• _WORK INSTRUCTIONS_: Answer with a number only: how many lines of the entries below contain the word "label"?

• _MATERIAL TO PROCESS_:
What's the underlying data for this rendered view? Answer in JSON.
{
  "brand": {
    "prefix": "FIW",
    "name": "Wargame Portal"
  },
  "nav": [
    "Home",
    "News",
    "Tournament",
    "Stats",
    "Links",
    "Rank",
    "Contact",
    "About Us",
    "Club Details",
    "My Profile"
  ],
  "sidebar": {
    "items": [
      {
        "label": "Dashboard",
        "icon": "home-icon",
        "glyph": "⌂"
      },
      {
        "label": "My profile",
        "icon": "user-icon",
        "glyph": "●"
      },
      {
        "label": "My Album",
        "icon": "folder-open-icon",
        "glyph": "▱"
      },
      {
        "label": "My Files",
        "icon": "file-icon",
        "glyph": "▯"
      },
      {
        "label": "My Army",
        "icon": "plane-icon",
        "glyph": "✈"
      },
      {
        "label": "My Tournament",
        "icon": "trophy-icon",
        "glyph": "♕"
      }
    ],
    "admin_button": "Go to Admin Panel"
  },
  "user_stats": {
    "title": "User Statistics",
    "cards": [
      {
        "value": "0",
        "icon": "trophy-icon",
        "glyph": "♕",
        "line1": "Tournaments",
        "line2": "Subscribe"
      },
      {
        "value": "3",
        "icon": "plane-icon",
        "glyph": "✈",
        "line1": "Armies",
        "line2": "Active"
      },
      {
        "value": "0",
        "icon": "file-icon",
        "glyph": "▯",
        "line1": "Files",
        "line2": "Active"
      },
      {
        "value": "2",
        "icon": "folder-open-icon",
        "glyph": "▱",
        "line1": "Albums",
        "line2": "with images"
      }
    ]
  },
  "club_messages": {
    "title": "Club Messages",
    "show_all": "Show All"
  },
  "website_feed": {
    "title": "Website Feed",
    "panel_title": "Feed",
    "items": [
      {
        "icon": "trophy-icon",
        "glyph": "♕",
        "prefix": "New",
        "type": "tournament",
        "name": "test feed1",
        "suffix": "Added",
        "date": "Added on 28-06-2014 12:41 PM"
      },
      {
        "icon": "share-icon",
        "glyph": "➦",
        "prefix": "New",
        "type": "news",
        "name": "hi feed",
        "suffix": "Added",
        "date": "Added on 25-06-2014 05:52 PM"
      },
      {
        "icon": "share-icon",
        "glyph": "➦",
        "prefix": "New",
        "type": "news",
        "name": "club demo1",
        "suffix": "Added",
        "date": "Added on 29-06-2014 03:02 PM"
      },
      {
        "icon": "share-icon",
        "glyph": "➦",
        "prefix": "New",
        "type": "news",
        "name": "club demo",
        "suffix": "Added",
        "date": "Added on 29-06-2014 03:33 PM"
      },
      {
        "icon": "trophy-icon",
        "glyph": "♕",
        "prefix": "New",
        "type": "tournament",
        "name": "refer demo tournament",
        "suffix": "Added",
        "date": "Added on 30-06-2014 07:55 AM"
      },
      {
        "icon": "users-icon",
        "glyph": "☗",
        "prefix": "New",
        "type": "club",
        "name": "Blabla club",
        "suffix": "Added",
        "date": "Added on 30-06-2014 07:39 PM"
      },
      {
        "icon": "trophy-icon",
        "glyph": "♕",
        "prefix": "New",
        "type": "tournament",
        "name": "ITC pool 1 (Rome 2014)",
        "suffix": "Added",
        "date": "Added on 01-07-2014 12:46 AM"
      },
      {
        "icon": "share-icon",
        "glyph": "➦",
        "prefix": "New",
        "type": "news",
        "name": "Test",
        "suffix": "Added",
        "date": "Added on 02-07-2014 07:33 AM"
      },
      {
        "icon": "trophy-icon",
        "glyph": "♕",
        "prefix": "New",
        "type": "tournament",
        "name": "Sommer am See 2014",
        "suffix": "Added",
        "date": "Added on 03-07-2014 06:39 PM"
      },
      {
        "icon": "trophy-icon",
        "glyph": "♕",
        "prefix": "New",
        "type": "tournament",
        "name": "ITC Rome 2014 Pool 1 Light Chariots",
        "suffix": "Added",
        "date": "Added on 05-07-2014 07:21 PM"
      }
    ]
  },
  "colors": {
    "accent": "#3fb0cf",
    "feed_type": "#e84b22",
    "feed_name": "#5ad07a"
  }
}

• _RESULT OF THE EXERCISE_: 6